It may be noted that Dropbox is used as one file-sharing facility based on cloud computing and available for free. Its operator is San Francisco, California-headquartered Dropbox Inc.
The spam mail titled "Please update your Expired Dropbox Password," tells the recipient that it has been observed lately that he attempted at logging into Dropbox using an over 90-days unchanged password. As that password has become obsolete, he requires setting one fresh one. For doing the password update, he is requested for visiting the web-page included in the e-mail, the message states.
Thereafter, in conclusion, the e-mail expresses an official gratitude on behalf of "The Dropbox Team."
Importantly, Longmore explains that upon following the page's web-link, the user would be taken via one lawful site that has been compromised to land on 3 scripts serially connected. Subsequently, he would reach one malware-hosted web-page that is typically one compromised GoDaddy domain.

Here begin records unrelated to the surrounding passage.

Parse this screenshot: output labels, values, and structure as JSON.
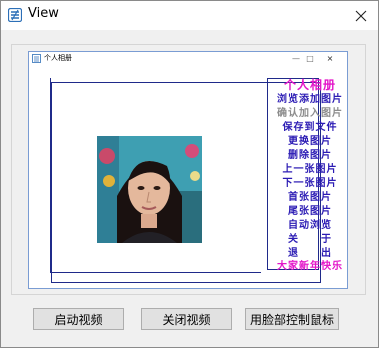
{
  "window": {
    "title": "View"
  },
  "viewer": {
    "title": "个人相册",
    "menu_header": "个人相册",
    "menu_items": [
      {
        "label": "浏览添加图片",
        "disabled": false
      },
      {
        "label": "确认加入图片",
        "disabled": true
      },
      {
        "label": "保存到文件",
        "disabled": false
      },
      {
        "label": "更换图片",
        "disabled": false
      },
      {
        "label": "删除图片",
        "disabled": false
      },
      {
        "label": "上一张图片",
        "disabled": false
      },
      {
        "label": "下一张图片",
        "disabled": false
      },
      {
        "label": "首张图片",
        "disabled": false
      },
      {
        "label": "尾张图片",
        "disabled": false
      },
      {
        "label": "自动浏览",
        "disabled": false
      },
      {
        "label": "关　　于",
        "disabled": false
      },
      {
        "label": "退　　出",
        "disabled": false
      }
    ],
    "menu_footer": "大家新年快乐",
    "controls": {
      "minimize": "—",
      "maximize": "□",
      "close": "×"
    }
  },
  "buttons": {
    "start_video": "启动视频",
    "stop_video": "关闭视频",
    "face_mouse": "用脸部控制鼠标"
  },
  "colors": {
    "menu_item": "#2b1bb4",
    "menu_header": "#e316c9",
    "frame": "#1f2a8a"
  }
}
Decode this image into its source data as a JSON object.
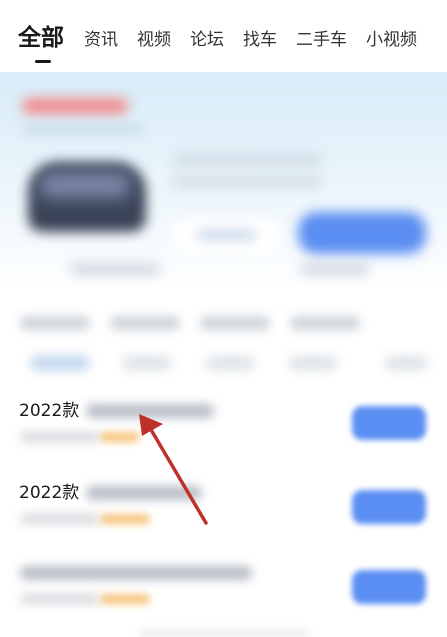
{
  "nav": {
    "tabs": [
      {
        "label": "全部",
        "active": true
      },
      {
        "label": "资讯"
      },
      {
        "label": "视频"
      },
      {
        "label": "论坛"
      },
      {
        "label": "找车"
      },
      {
        "label": "二手车"
      },
      {
        "label": "小视频"
      }
    ]
  },
  "list": {
    "rows": [
      {
        "title": "2022款"
      },
      {
        "title": "2022款"
      },
      {
        "title": ""
      }
    ]
  },
  "colors": {
    "accent_blue": "#5b8ef2",
    "annotation_arrow": "#c0302b",
    "tag_orange": "#f5c47c"
  }
}
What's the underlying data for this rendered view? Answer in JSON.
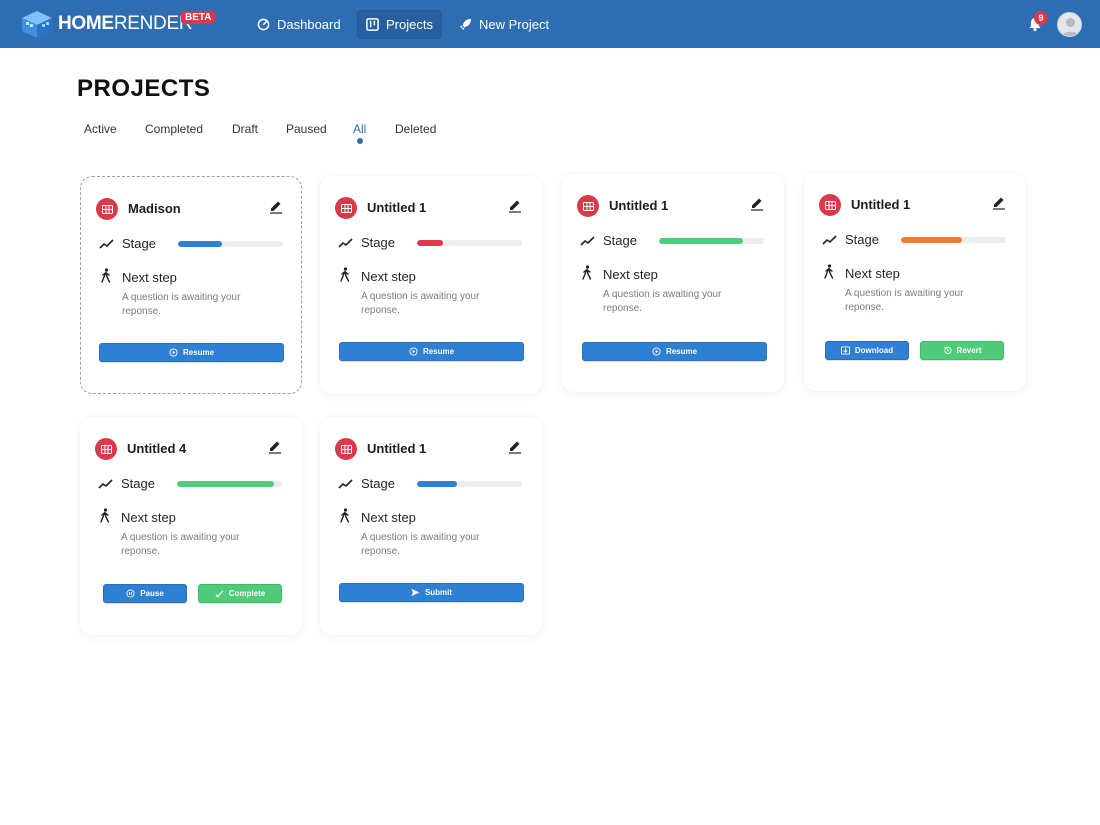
{
  "header": {
    "brand_bold": "HOME",
    "brand_light": "RENDER",
    "beta": "BETA",
    "nav": [
      {
        "label": "Dashboard",
        "icon": "gauge-icon"
      },
      {
        "label": "Projects",
        "icon": "board-icon",
        "active": true
      },
      {
        "label": "New Project",
        "icon": "rocket-icon"
      }
    ],
    "notifications": "9"
  },
  "page": {
    "title": "PROJECTS",
    "tabs": [
      {
        "label": "Active"
      },
      {
        "label": "Completed"
      },
      {
        "label": "Draft"
      },
      {
        "label": "Paused"
      },
      {
        "label": "All",
        "active": true
      },
      {
        "label": "Deleted"
      }
    ]
  },
  "colors": {
    "header": "#2f6db3",
    "accent_red": "#d83a4a",
    "blue": "#2f7fd3",
    "green": "#4fcc7a",
    "orange": "#ef7a35"
  },
  "cards": [
    {
      "title": "Madison",
      "stage_label": "Stage",
      "stage_progress": 0.42,
      "stage_color": "#2f7fd3",
      "next_label": "Next step",
      "next_desc": "A question is awaiting your reponse.",
      "buttons": [
        {
          "label": "Resume",
          "style": "blue",
          "icon": "play-icon"
        }
      ]
    },
    {
      "title": "Untitled 1",
      "stage_label": "Stage",
      "stage_progress": 0.25,
      "stage_color": "#d83a4a",
      "next_label": "Next step",
      "next_desc": "A question is awaiting your reponse.",
      "buttons": [
        {
          "label": "Resume",
          "style": "blue",
          "icon": "play-icon"
        }
      ]
    },
    {
      "title": "Untitled 1",
      "stage_label": "Stage",
      "stage_progress": 0.8,
      "stage_color": "#4fcc7a",
      "next_label": "Next step",
      "next_desc": "A question is awaiting your reponse.",
      "buttons": [
        {
          "label": "Resume",
          "style": "blue",
          "icon": "play-icon"
        }
      ]
    },
    {
      "title": "Untitled 1",
      "stage_label": "Stage",
      "stage_progress": 0.58,
      "stage_color": "#ef7a35",
      "next_label": "Next step",
      "next_desc": "A question is awaiting your reponse.",
      "buttons": [
        {
          "label": "Download",
          "style": "blue",
          "icon": "download-icon"
        },
        {
          "label": "Revert",
          "style": "green",
          "icon": "history-icon"
        }
      ]
    },
    {
      "title": "Untitled 4",
      "stage_label": "Stage",
      "stage_progress": 0.92,
      "stage_color": "#4fcc7a",
      "next_label": "Next step",
      "next_desc": "A question is awaiting your reponse.",
      "buttons": [
        {
          "label": "Pause",
          "style": "blue",
          "icon": "pause-icon"
        },
        {
          "label": "Complete",
          "style": "green",
          "icon": "check-icon"
        }
      ]
    },
    {
      "title": "Untitled 1",
      "stage_label": "Stage",
      "stage_progress": 0.38,
      "stage_color": "#2f7fd3",
      "next_label": "Next step",
      "next_desc": "A question is awaiting your reponse.",
      "buttons": [
        {
          "label": "Submit",
          "style": "blue",
          "icon": "send-icon"
        }
      ]
    }
  ]
}
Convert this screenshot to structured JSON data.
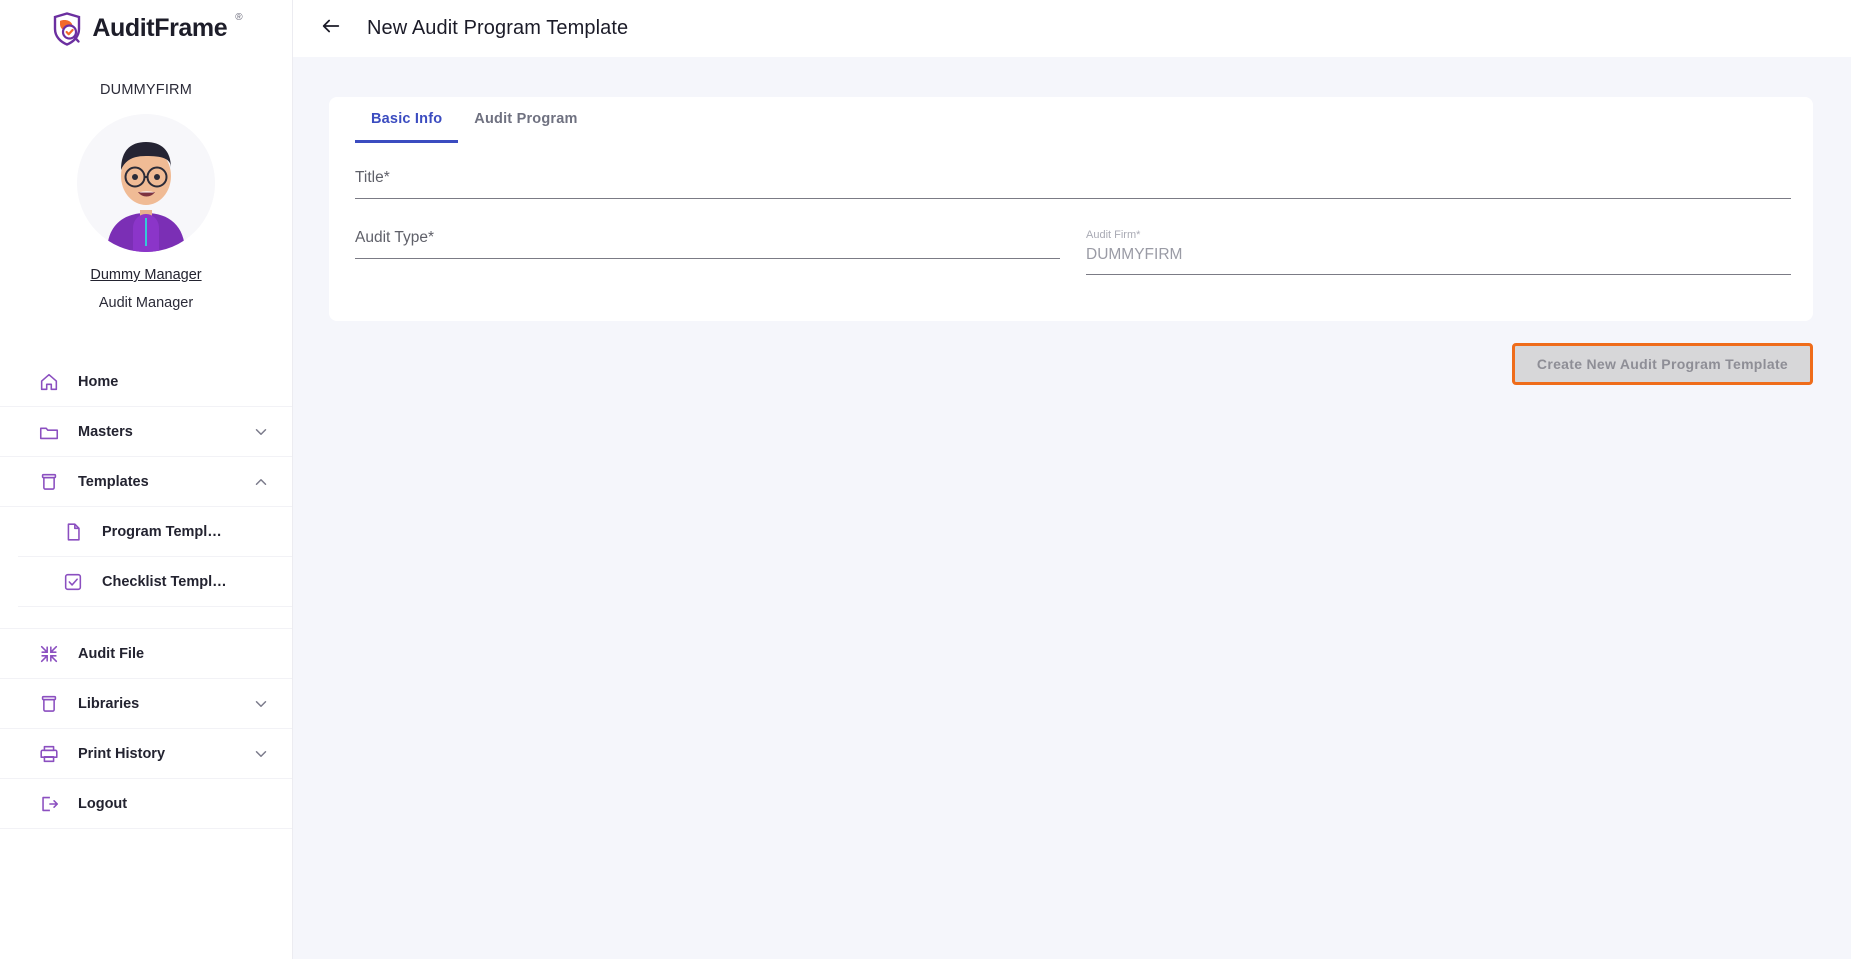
{
  "brand": {
    "name": "AuditFrame",
    "trademark": "®",
    "accent_purple": "#6b2fa0",
    "accent_orange": "#f2692a"
  },
  "sidebar": {
    "firm": "DUMMYFIRM",
    "user_name": "Dummy Manager",
    "user_role": "Audit Manager",
    "items": [
      {
        "label": "Home",
        "icon": "home-icon",
        "chevron": ""
      },
      {
        "label": "Masters",
        "icon": "folder-icon",
        "chevron": "chevron-down-icon"
      },
      {
        "label": "Templates",
        "icon": "archive-icon",
        "chevron": "chevron-up-icon"
      }
    ],
    "sub_items": [
      {
        "label": "Program Templ…",
        "icon": "document-icon"
      },
      {
        "label": "Checklist Templ…",
        "icon": "checkbox-icon"
      }
    ],
    "items_lower": [
      {
        "label": "Audit File",
        "icon": "collapse-icon",
        "chevron": ""
      },
      {
        "label": "Libraries",
        "icon": "archive-icon",
        "chevron": "chevron-down-icon"
      },
      {
        "label": "Print History",
        "icon": "printer-icon",
        "chevron": "chevron-down-icon"
      },
      {
        "label": "Logout",
        "icon": "logout-icon",
        "chevron": ""
      }
    ]
  },
  "header": {
    "title": "New Audit Program Template",
    "back_icon": "arrow-left-icon"
  },
  "main": {
    "tabs": [
      {
        "label": "Basic Info",
        "active": true
      },
      {
        "label": "Audit Program",
        "active": false
      }
    ],
    "fields": {
      "title": {
        "label": "Title*",
        "value": "",
        "placeholder": "Title*"
      },
      "audit_type": {
        "label": "Audit Type*",
        "value": "",
        "placeholder": "Audit Type*"
      },
      "audit_firm": {
        "label": "Audit Firm*",
        "value": "DUMMYFIRM"
      }
    },
    "submit_label": "Create New Audit Program Template",
    "submit_focus_color": "#ef6c1a"
  }
}
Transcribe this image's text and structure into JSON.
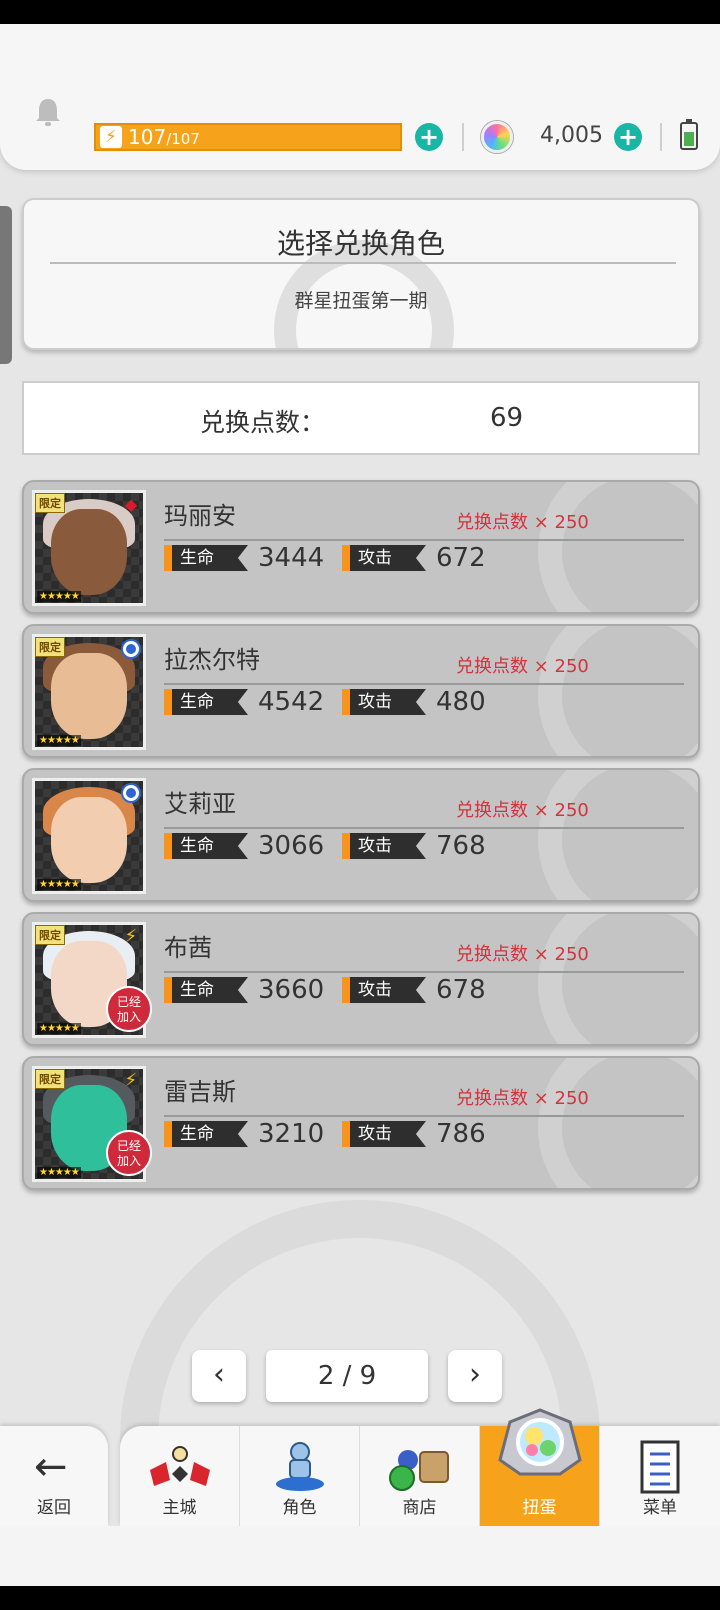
{
  "status": {
    "energy_current": "107",
    "energy_max": "/107",
    "energy_percent": 100,
    "gems": "4,005",
    "plus_symbol": "+",
    "energy_symbol": "⚡"
  },
  "header": {
    "title": "选择兑换角色",
    "subtitle": "群星扭蛋第一期"
  },
  "points": {
    "label": "兑换点数：",
    "value": "69"
  },
  "characters": [
    {
      "name": "玛丽安",
      "cost": "兑换点数 × 250",
      "hp_label": "生命值",
      "hp": "3444",
      "atk_label": "攻击",
      "atk": "672",
      "limited": "限定",
      "stars": "★★★★★",
      "element": "red-diamond-icon",
      "element_glyph": "◆",
      "joined": false,
      "hair_color": "#d9cbc6",
      "skin_color": "#8a5a3c"
    },
    {
      "name": "拉杰尔特",
      "cost": "兑换点数 × 250",
      "hp_label": "生命值",
      "hp": "4542",
      "atk_label": "攻击",
      "atk": "480",
      "limited": "限定",
      "stars": "★★★★★",
      "element": "blue-orb-icon",
      "element_glyph": "",
      "joined": false,
      "hair_color": "#8a5a3a",
      "skin_color": "#e8bd96"
    },
    {
      "name": "艾莉亚",
      "cost": "兑换点数 × 250",
      "hp_label": "生命值",
      "hp": "3066",
      "atk_label": "攻击",
      "atk": "768",
      "limited": "",
      "stars": "★★★★★",
      "element": "blue-orb-icon",
      "element_glyph": "",
      "joined": false,
      "hair_color": "#d9864a",
      "skin_color": "#f3cdb0"
    },
    {
      "name": "布茜",
      "cost": "兑换点数 × 250",
      "hp_label": "生命值",
      "hp": "3660",
      "atk_label": "攻击",
      "atk": "678",
      "limited": "限定",
      "stars": "★★★★★",
      "element": "lightning-icon",
      "element_glyph": "⚡",
      "joined": true,
      "joined_text_1": "已经",
      "joined_text_2": "加入",
      "hair_color": "#e8eef3",
      "skin_color": "#f3d8c8"
    },
    {
      "name": "雷吉斯",
      "cost": "兑换点数 × 250",
      "hp_label": "生命值",
      "hp": "3210",
      "atk_label": "攻击",
      "atk": "786",
      "limited": "限定",
      "stars": "★★★★★",
      "element": "lightning-icon",
      "element_glyph": "⚡",
      "joined": true,
      "joined_text_1": "已经",
      "joined_text_2": "加入",
      "hair_color": "#555a5e",
      "skin_color": "#2fbf9a"
    }
  ],
  "pagination": {
    "prev": "‹",
    "next": "›",
    "current": "2 / 9"
  },
  "nav": {
    "back": "返回",
    "back_arrow": "←",
    "tabs": [
      {
        "label": "主城",
        "icon": "castle-icon",
        "active": false
      },
      {
        "label": "角色",
        "icon": "character-icon",
        "active": false
      },
      {
        "label": "商店",
        "icon": "shop-icon",
        "active": false
      },
      {
        "label": "扭蛋",
        "icon": "gacha-icon",
        "active": true
      },
      {
        "label": "菜单",
        "icon": "menu-icon",
        "active": false
      }
    ]
  },
  "colors": {
    "accent": "#f7a21b",
    "teal": "#19b5a5",
    "cost_red": "#d2343d"
  }
}
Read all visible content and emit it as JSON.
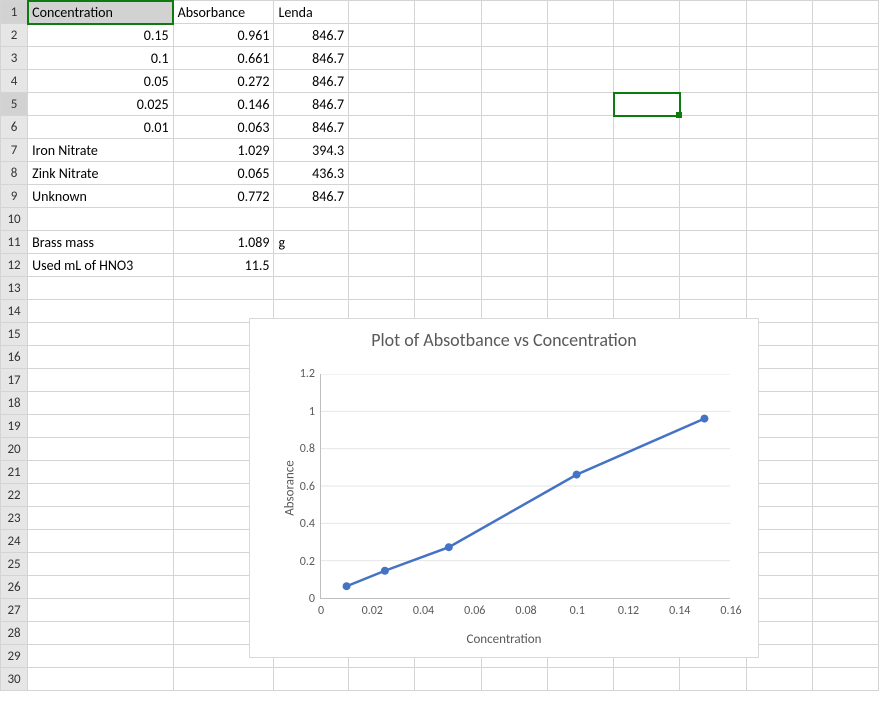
{
  "headers": {
    "A": "Concentration",
    "B": "Absorbance",
    "C": "Lenda"
  },
  "rows": [
    {
      "A": "0.15",
      "B": "0.961",
      "C": "846.7"
    },
    {
      "A": "0.1",
      "B": "0.661",
      "C": "846.7"
    },
    {
      "A": "0.05",
      "B": "0.272",
      "C": "846.7"
    },
    {
      "A": "0.025",
      "B": "0.146",
      "C": "846.7"
    },
    {
      "A": "0.01",
      "B": "0.063",
      "C": "846.7"
    }
  ],
  "labeled": [
    {
      "A": "Iron Nitrate",
      "B": "1.029",
      "C": "394.3"
    },
    {
      "A": "Zink Nitrate",
      "B": "0.065",
      "C": "436.3"
    },
    {
      "A": "Unknown",
      "B": "0.772",
      "C": "846.7"
    }
  ],
  "meta": [
    {
      "A": "Brass mass",
      "B": "1.089",
      "C": "g"
    },
    {
      "A": "Used mL of HNO3",
      "B": "11.5",
      "C": ""
    }
  ],
  "row_numbers": [
    "1",
    "2",
    "3",
    "4",
    "5",
    "6",
    "7",
    "8",
    "9",
    "10",
    "11",
    "12",
    "13",
    "14",
    "15",
    "16",
    "17",
    "18",
    "19",
    "20",
    "21",
    "22",
    "23",
    "24",
    "25",
    "26",
    "27",
    "28",
    "29",
    "30"
  ],
  "chart": {
    "title": "Plot of Absotbance vs Concentration",
    "xlabel": "Concentration",
    "ylabel": "Absorance",
    "yticks": [
      "0",
      "0.2",
      "0.4",
      "0.6",
      "0.8",
      "1",
      "1.2"
    ],
    "xticks": [
      "0",
      "0.02",
      "0.04",
      "0.06",
      "0.08",
      "0.1",
      "0.12",
      "0.14",
      "0.16"
    ]
  },
  "chart_data": {
    "type": "line",
    "x": [
      0.01,
      0.025,
      0.05,
      0.1,
      0.15
    ],
    "y": [
      0.063,
      0.146,
      0.272,
      0.661,
      0.961
    ],
    "title": "Plot of Absotbance vs Concentration",
    "xlabel": "Concentration",
    "ylabel": "Absorance",
    "xlim": [
      0,
      0.16
    ],
    "ylim": [
      0,
      1.2
    ]
  }
}
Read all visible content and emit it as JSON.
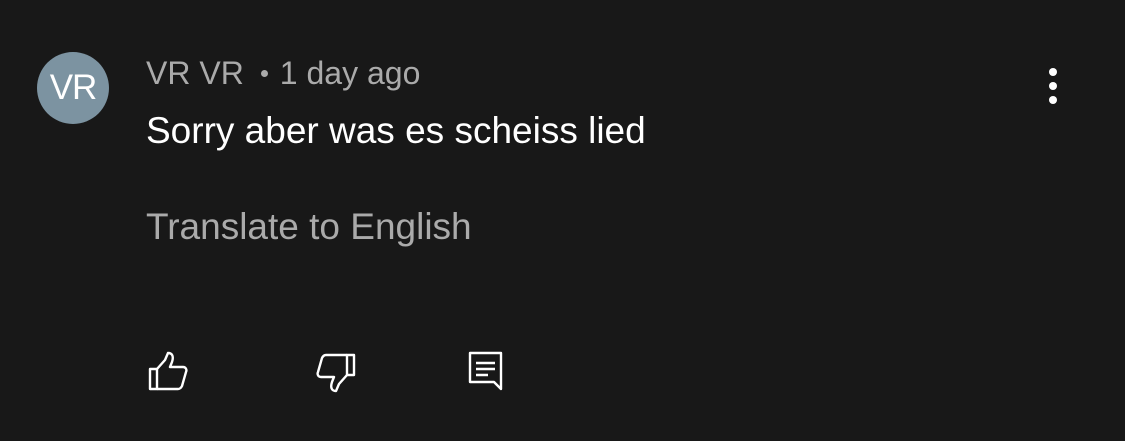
{
  "comment": {
    "avatar_initials": "VR",
    "avatar_color": "#7c93a1",
    "author": "VR VR",
    "timestamp": "1 day ago",
    "text": "Sorry aber was es scheiss lied",
    "translate_label": "Translate to English"
  },
  "actions": {
    "like_icon": "thumbs-up-icon",
    "dislike_icon": "thumbs-down-icon",
    "reply_icon": "reply-comment-icon",
    "menu_icon": "more-vertical-icon"
  },
  "colors": {
    "background": "#181818",
    "primary_text": "#ffffff",
    "secondary_text": "#aaaaaa"
  }
}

Worryingly, it's because of the above kinds of malware-laced spam mail runs, which are resulting in an increase in malicious software online. This view is depicted in the 'Q2 2013 Threat Report' by PandaLabs, a security company. According to the statistics PandaLabs collated, during Q2 2013 (April-June 2013) there was a 12% increase in malicious programs created from Q2 2012.
Furthermore, malware writers along with spammers have been constantly manipulating Dropbox for their malicious operations. During March 2012, Symantec another security company reported seeing one malware e-mail of a Brazilian Portuguese form asserting that it had pictures, as well as queried whether they could get posted on certain widely visited social networking website. Web-links embedded on the malware e-mail led onto Dropbox that hosted a Trojan.
However, for remaining safe from such malware-laced e-mails and not getting contaminated with them, the security specialist advises deleting them right away. Still, in case anyone has hit the web-links he should run an updated AV program for removing the malware, he concludes.
» SPAMfighter News - 17-10-2013